It's creating and maintaining a snapshot of the build environment. Look,
video games are built with magic talismans and offerings to Gods. I cannot just
Shit's hard, yo!
Semgrep works on one file at a time. It loses some capabilities. For example, it cannot detect if a constant string is defined in another file. But it also gains a lot of speed (files can be processed in parallel), and more importantly, we do not need to build the code.
How can Semgrep help the dev teams? An excellent Semgrep injection point is running on the merge request review. We can run it on the modified/new code. If we do not need to build the code we can:
- Run Semgrep on the code quickly.
- Break the build if some really bad thing happens. Be very very frugal with this.
- Add the results as a comment to the request. Now, the results can be reviewed as part of the code review process because it's just there.
Not Tied to a Platform
Semgrep is open source (but buy their cloud stuff if you can, they have pretty nifty features there). We can run it everywhere we can run a command-line tool or via a docker container. We don't have to pay for it or buy a specific platform (e.g., CodeQL and GitHub enterprise).
But Parsia, don't you use GitHub? Git in the videogame industry? Good joke!
Great Team and Community
Look, I like these folks. I am a fan. But seriously, every time I have had a question, the Slack channel has been super helpful. Join their Slack and see what's up.
The community contributes a lot of rules. See them at
https://semgrep.dev/explore or https://github.com/returntocorp/semgrep-rules.
There are also some 3rd party rules from smart folks like
Trail of Bits at
https://semgrep.dev/p/trailofbits. This is enabled by the team helping people
along the way and the easy rule syntax.
Important Semgrep Thought Leadership!
By now, I have hopefully hyped you up to start using Semgrep. Let's talk about how to use it.
How Many Rules Should I Have?
TL;DR: Start small and keep it simple. You want to have and add a few rules at a time.
- Target one single vulnerability.
- Write a couple of high-impact rules with few false positives.
- These are usually anti-patterns that result in vulnerabilities in custom frameworks/technologies.
- Pass the results to the developers to get them fixed.
- Write guidance for these issues. E.g.,
don't do X, do Y.
- Rinse and repeat.
Adrian Stone was the head of my organization at EA (currently, CISO at Peloton)." We were talking static analysis and he said (paraphrasing) "if your tools finds something then you are on the hook for triaging it, recommending a fix and then chasing down the fix." And he is right.
The dominant mentality in the static analysis world is the complete opposite. I mean, they want to detect everything. What does happen if I throw the kitchen sink at a game's code (remember, it's a lot of code)?
- Find hundreds of issues.
- Triage each one.
- Prioritize and write up valid bugs.
- Find and write recommendations for each bug.
- Send it to the developers.
- Chase down the fixes (developers, understandably have different priorities).

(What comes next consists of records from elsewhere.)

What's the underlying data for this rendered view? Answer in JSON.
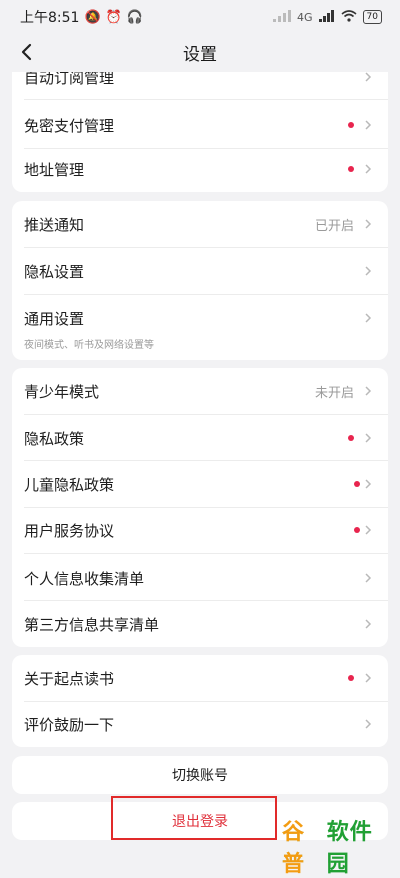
{
  "status_bar": {
    "time": "上午8:51",
    "network": "4G",
    "battery": "70"
  },
  "header": {
    "title": "设置"
  },
  "card1": {
    "items": [
      {
        "label": "自动订阅管理"
      },
      {
        "label": "免密支付管理"
      },
      {
        "label": "地址管理"
      }
    ]
  },
  "card2": {
    "items": [
      {
        "label": "推送通知",
        "status": "已开启"
      },
      {
        "label": "隐私设置"
      },
      {
        "label": "通用设置",
        "sub": "夜间模式、听书及网络设置等"
      }
    ]
  },
  "card3": {
    "items": [
      {
        "label": "青少年模式",
        "status": "未开启"
      },
      {
        "label": "隐私政策"
      },
      {
        "label": "儿童隐私政策"
      },
      {
        "label": "用户服务协议"
      },
      {
        "label": "个人信息收集清单"
      },
      {
        "label": "第三方信息共享清单"
      }
    ]
  },
  "card4": {
    "items": [
      {
        "label": "关于起点读书"
      },
      {
        "label": "评价鼓励一下"
      }
    ]
  },
  "actions": {
    "switch_account": "切换账号",
    "logout": "退出登录"
  },
  "watermark": {
    "part1": "谷普",
    "part2": "软件园"
  },
  "colors": {
    "dot": "#e8254e",
    "logout": "#e0303b",
    "highlight_border": "#e12a2a"
  }
}
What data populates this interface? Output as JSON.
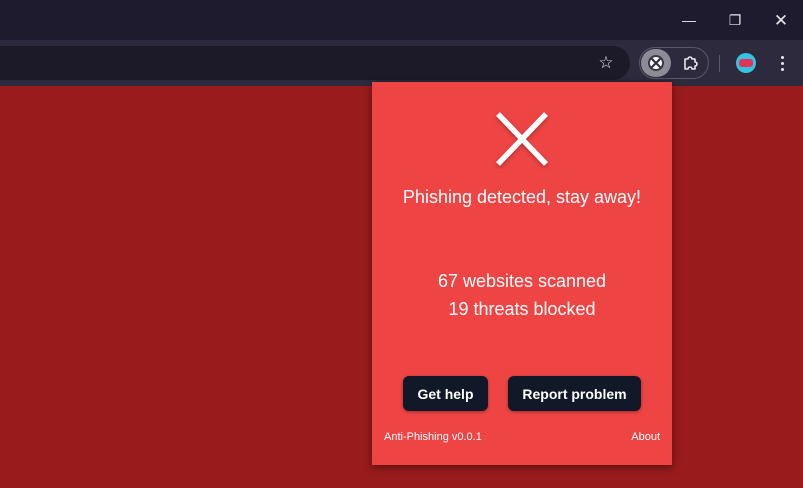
{
  "window": {
    "minimize_glyph": "—",
    "restore_glyph": "❐",
    "close_glyph": "✕"
  },
  "toolbar": {
    "bookmark_icon": "☆",
    "extension_icon": "anti-phishing-extension-icon",
    "puzzle_icon": "extensions-puzzle-icon",
    "menu_icon": "kebab-menu-icon",
    "avatar_icon": "profile-avatar-icon"
  },
  "popup": {
    "status_icon": "x-icon",
    "status_title": "Phishing detected, stay away!",
    "stats": {
      "websites_scanned": "67 websites scanned",
      "threats_blocked": "19 threats blocked"
    },
    "buttons": {
      "help": "Get help",
      "report": "Report problem"
    },
    "footer": {
      "version": "Anti-Phishing v0.0.1",
      "about": "About"
    }
  },
  "colors": {
    "page_background": "#991b1b",
    "popup_background": "#ef4444",
    "button_background": "#111827",
    "titlebar": "#1f1b2e",
    "toolbar": "#2c2a3c"
  }
}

Your devs will hate you!
Remember: Don't break the build except as a last resort.
Where Should I Use Semgrep?
Everywhere you have code, but as I mentioned above, I like to run Semgrep on merge requests and add the results as a comment to the request. I have written my own custom code to do this. Here's a public example:
The new integration with GitLab was just announced and it automagically comments on merge requests.
What Did We Learn Here Today?
Semgrep rocks! You should use it.